_Aim of the exercise_:
Scan the entries below. Return every line that includes "Pico".

Component data from apps and pages:
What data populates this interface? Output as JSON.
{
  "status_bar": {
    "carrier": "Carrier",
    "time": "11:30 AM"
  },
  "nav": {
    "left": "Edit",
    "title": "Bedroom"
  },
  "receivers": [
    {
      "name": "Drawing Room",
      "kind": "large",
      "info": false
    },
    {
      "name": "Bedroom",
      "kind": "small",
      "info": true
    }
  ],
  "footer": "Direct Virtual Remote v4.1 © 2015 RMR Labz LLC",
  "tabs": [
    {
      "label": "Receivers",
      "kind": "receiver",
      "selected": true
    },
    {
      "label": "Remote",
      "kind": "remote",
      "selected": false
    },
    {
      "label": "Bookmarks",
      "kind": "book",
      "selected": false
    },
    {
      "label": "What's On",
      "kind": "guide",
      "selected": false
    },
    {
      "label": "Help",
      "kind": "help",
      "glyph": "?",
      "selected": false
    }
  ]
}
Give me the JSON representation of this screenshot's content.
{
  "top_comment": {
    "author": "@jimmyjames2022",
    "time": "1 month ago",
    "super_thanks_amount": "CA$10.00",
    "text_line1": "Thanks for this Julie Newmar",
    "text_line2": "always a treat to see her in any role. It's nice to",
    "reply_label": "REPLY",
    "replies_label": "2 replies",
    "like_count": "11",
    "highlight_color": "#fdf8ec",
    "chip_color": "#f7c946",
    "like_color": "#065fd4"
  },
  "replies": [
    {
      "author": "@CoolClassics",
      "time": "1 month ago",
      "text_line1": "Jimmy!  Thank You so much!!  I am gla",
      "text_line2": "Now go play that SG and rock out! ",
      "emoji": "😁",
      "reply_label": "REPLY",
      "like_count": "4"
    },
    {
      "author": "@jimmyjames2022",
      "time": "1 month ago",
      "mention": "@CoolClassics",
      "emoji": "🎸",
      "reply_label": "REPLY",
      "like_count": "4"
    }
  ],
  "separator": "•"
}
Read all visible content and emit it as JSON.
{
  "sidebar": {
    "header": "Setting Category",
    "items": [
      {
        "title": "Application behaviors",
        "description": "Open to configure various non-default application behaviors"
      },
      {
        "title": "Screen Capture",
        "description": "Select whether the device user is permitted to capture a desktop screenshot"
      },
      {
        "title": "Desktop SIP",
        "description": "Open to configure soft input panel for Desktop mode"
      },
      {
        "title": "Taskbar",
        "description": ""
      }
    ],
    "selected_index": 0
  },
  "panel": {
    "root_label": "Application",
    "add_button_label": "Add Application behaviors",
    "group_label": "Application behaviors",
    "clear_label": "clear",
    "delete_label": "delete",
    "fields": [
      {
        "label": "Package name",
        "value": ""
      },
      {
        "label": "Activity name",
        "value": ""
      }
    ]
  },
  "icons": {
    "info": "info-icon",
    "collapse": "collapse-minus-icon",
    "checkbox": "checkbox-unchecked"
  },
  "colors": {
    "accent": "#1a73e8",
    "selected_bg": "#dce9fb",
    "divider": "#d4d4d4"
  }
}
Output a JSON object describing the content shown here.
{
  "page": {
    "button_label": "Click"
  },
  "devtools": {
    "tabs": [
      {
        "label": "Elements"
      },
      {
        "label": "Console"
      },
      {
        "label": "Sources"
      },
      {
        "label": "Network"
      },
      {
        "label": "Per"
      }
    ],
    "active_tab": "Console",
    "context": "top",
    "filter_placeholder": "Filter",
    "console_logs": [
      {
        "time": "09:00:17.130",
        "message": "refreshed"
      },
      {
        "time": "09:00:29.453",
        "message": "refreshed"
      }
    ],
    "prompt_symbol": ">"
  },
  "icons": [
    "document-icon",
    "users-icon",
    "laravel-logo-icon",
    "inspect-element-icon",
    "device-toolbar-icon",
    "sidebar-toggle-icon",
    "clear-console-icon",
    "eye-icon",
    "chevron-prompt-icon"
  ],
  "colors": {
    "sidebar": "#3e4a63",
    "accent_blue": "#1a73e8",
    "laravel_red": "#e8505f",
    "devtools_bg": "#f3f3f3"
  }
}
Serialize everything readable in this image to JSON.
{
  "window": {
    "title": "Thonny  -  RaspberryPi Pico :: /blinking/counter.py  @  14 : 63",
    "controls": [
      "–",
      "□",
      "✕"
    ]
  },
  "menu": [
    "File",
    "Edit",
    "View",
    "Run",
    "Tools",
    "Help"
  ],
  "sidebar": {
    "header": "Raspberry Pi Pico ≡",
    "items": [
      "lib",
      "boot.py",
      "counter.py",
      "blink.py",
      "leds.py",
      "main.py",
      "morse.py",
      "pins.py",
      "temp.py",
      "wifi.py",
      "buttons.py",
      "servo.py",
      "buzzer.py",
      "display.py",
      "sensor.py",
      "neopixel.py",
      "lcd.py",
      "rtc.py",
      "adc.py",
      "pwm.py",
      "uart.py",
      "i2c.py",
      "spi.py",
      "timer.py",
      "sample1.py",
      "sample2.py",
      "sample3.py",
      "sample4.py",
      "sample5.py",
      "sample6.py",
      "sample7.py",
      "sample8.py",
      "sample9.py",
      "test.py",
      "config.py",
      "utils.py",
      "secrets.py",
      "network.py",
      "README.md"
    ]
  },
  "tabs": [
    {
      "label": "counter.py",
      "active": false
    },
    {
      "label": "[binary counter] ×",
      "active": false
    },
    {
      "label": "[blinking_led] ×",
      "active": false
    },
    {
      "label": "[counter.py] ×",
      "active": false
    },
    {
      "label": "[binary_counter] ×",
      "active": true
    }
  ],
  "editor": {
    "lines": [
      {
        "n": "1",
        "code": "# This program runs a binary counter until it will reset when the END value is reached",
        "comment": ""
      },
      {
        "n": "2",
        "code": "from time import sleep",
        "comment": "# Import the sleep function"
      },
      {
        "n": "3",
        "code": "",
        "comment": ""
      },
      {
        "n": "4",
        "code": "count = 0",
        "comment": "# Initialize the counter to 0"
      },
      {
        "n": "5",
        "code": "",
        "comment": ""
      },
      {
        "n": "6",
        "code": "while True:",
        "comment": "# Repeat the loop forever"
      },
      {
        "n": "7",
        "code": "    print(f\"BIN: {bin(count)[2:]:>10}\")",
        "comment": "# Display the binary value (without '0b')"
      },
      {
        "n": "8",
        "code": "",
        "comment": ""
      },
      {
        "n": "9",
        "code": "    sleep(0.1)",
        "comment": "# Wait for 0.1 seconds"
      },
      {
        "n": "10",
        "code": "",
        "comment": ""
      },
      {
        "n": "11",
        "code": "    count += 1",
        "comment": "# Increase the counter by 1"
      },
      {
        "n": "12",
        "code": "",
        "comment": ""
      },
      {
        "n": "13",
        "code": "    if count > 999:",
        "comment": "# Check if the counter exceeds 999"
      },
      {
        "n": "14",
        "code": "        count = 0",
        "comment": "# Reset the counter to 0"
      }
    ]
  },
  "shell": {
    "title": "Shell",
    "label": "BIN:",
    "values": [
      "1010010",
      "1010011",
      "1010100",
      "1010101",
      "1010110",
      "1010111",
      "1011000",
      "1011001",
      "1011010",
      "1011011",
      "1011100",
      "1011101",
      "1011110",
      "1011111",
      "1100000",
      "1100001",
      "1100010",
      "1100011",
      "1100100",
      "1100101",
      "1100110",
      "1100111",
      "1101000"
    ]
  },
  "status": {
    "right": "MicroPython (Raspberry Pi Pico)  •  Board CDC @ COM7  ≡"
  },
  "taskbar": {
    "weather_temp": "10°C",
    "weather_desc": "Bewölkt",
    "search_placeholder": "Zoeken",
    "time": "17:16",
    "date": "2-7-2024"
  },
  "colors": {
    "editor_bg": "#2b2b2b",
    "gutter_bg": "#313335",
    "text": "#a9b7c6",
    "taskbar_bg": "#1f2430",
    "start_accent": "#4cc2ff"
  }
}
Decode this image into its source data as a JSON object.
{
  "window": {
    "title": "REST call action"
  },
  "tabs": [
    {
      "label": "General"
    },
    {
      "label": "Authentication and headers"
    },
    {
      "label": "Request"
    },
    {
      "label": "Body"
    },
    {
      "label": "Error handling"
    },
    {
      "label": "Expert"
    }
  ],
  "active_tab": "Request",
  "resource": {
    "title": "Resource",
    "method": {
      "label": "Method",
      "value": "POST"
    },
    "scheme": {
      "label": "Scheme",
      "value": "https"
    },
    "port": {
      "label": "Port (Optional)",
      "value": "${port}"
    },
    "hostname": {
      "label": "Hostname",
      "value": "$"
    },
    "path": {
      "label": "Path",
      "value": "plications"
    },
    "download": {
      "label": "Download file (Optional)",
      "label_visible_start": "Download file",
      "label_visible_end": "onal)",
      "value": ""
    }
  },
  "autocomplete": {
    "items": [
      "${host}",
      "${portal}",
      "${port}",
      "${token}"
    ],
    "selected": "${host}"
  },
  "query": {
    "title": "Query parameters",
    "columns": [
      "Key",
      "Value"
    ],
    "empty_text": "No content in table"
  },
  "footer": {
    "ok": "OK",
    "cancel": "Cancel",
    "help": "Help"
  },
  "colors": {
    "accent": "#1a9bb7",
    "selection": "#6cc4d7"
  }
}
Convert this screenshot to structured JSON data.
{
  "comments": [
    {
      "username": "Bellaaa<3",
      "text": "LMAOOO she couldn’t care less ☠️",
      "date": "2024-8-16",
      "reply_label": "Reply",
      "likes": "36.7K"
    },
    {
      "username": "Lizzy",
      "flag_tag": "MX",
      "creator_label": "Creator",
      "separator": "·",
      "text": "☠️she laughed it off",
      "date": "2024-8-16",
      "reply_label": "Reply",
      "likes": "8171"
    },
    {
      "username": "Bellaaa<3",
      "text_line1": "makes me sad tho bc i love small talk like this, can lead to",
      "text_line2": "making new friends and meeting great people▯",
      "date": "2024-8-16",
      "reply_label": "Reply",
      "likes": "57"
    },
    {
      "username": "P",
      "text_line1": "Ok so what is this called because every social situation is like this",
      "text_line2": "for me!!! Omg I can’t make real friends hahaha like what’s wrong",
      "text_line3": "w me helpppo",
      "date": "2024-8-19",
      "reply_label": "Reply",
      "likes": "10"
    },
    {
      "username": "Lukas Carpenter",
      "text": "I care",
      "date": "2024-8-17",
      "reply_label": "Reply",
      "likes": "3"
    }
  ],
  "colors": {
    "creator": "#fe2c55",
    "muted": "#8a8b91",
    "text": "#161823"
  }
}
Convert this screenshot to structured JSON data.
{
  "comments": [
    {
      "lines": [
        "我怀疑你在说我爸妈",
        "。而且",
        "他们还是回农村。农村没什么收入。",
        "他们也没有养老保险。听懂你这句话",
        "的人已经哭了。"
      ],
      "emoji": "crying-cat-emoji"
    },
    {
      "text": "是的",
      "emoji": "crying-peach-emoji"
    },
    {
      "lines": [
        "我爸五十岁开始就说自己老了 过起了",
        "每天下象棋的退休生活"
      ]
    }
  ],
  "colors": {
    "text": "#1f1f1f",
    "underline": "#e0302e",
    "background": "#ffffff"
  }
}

_Solution_:
    "title": "Thonny  -  RaspberryPi Pico :: /blinking/counter.py  @  14 : 63",
    "header": "Raspberry Pi Pico ≡",
    "right": "MicroPython (Raspberry Pi Pico)  •  Board CDC @ COM7  ≡"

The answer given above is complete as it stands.